» Your task
Extract the whole listing as it stands. Do not include the pictures.
══ Provided entries ══
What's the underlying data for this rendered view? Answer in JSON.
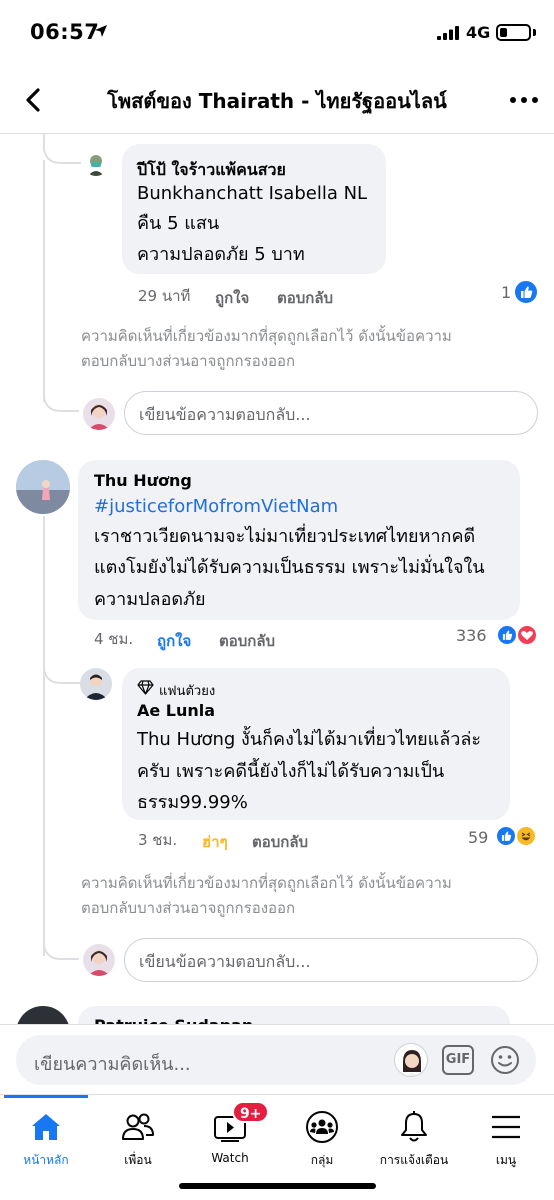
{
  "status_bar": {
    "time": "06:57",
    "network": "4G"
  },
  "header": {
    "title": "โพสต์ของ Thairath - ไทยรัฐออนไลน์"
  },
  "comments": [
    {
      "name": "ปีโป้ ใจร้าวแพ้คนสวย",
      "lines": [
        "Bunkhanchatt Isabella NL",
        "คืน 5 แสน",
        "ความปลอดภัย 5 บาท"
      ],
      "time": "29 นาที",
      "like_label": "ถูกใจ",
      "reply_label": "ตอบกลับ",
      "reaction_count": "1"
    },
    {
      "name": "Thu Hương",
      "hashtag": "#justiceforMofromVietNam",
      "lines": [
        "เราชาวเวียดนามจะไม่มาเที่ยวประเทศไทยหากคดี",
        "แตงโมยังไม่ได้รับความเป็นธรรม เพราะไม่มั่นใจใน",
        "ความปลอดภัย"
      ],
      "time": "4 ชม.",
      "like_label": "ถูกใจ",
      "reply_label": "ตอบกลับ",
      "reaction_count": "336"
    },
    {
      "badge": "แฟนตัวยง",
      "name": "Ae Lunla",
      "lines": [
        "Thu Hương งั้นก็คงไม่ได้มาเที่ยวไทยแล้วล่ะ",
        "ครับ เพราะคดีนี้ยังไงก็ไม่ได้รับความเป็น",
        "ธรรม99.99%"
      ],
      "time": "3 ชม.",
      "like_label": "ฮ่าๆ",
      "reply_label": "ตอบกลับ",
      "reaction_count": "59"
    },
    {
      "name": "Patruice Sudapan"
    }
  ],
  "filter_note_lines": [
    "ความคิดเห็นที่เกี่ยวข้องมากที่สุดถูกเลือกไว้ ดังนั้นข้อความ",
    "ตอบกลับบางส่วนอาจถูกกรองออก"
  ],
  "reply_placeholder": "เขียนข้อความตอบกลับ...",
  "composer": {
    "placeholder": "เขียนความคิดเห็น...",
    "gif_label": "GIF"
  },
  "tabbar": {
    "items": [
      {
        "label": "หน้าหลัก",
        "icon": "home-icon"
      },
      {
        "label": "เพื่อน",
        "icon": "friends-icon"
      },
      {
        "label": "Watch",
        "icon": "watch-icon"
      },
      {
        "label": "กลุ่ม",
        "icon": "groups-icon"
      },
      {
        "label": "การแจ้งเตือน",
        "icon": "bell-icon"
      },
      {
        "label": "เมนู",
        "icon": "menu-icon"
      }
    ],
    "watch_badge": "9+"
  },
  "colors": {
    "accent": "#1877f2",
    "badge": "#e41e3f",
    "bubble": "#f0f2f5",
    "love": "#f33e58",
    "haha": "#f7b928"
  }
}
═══
» Output for this task
What's the underlying data for this rendered view? Answer in JSON.
{
  "status_bar": {
    "time": "06:57",
    "network": "4G"
  },
  "header": {
    "title": "โพสต์ของ Thairath - ไทยรัฐออนไลน์"
  },
  "comments": [
    {
      "name": "ปีโป้ ใจร้าวแพ้คนสวย",
      "lines": [
        "Bunkhanchatt Isabella NL",
        "คืน 5 แสน",
        "ความปลอดภัย 5 บาท"
      ],
      "time": "29 นาที",
      "like_label": "ถูกใจ",
      "reply_label": "ตอบกลับ",
      "reaction_count": "1"
    },
    {
      "name": "Thu Hương",
      "hashtag": "#justiceforMofromVietNam",
      "lines": [
        "เราชาวเวียดนามจะไม่มาเที่ยวประเทศไทยหากคดี",
        "แตงโมยังไม่ได้รับความเป็นธรรม เพราะไม่มั่นใจใน",
        "ความปลอดภัย"
      ],
      "time": "4 ชม.",
      "like_label": "ถูกใจ",
      "reply_label": "ตอบกลับ",
      "reaction_count": "336"
    },
    {
      "badge": "แฟนตัวยง",
      "name": "Ae Lunla",
      "lines": [
        "Thu Hương งั้นก็คงไม่ได้มาเที่ยวไทยแล้วล่ะ",
        "ครับ เพราะคดีนี้ยังไงก็ไม่ได้รับความเป็น",
        "ธรรม99.99%"
      ],
      "time": "3 ชม.",
      "like_label": "ฮ่าๆ",
      "reply_label": "ตอบกลับ",
      "reaction_count": "59"
    },
    {
      "name": "Patruice Sudapan"
    }
  ],
  "filter_note_lines": [
    "ความคิดเห็นที่เกี่ยวข้องมากที่สุดถูกเลือกไว้ ดังนั้นข้อความ",
    "ตอบกลับบางส่วนอาจถูกกรองออก"
  ],
  "reply_placeholder": "เขียนข้อความตอบกลับ...",
  "composer": {
    "placeholder": "เขียนความคิดเห็น...",
    "gif_label": "GIF"
  },
  "tabbar": {
    "items": [
      {
        "label": "หน้าหลัก",
        "icon": "home-icon"
      },
      {
        "label": "เพื่อน",
        "icon": "friends-icon"
      },
      {
        "label": "Watch",
        "icon": "watch-icon"
      },
      {
        "label": "กลุ่ม",
        "icon": "groups-icon"
      },
      {
        "label": "การแจ้งเตือน",
        "icon": "bell-icon"
      },
      {
        "label": "เมนู",
        "icon": "menu-icon"
      }
    ],
    "watch_badge": "9+"
  },
  "colors": {
    "accent": "#1877f2",
    "badge": "#e41e3f",
    "bubble": "#f0f2f5",
    "love": "#f33e58",
    "haha": "#f7b928"
  }
}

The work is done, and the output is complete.